### AIM OF THE EXERCISE
The answer is a single number: the count of lines below in which the word "false" appears.

Top of RECORDS FOR THIS TASK

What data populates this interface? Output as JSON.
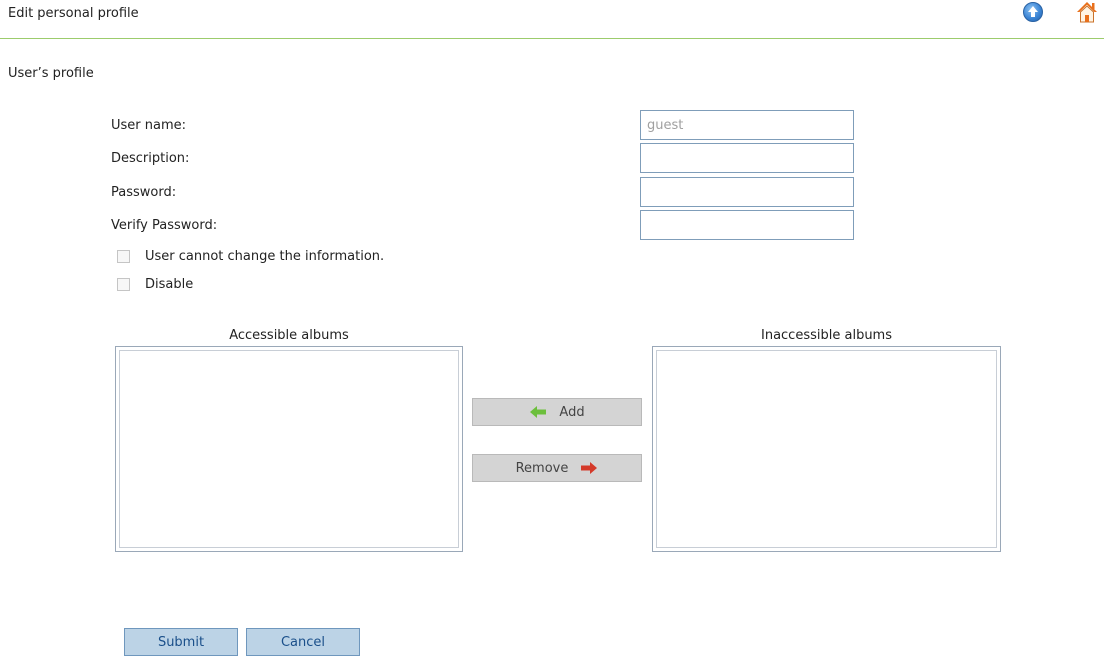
{
  "header": {
    "title": "Edit personal profile",
    "icons": [
      "up-arrow-icon",
      "home-icon"
    ],
    "accent_color": "#9ccc6c"
  },
  "section": {
    "title": "User’s profile"
  },
  "form": {
    "username_label": "User name:",
    "username_value": "guest",
    "description_label": "Description:",
    "description_value": "",
    "password_label": "Password:",
    "password_value": "",
    "verify_label": "Verify Password:",
    "verify_value": ""
  },
  "options": {
    "cannot_change_label": "User cannot change the information.",
    "cannot_change_checked": false,
    "disable_label": "Disable",
    "disable_checked": false
  },
  "albums": {
    "accessible_title": "Accessible albums",
    "accessible_items": [],
    "inaccessible_title": "Inaccessible albums",
    "inaccessible_items": [],
    "add_label": "Add",
    "remove_label": "Remove"
  },
  "actions": {
    "submit_label": "Submit",
    "cancel_label": "Cancel"
  }
}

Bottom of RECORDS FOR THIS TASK

### RESPONSE BOX
2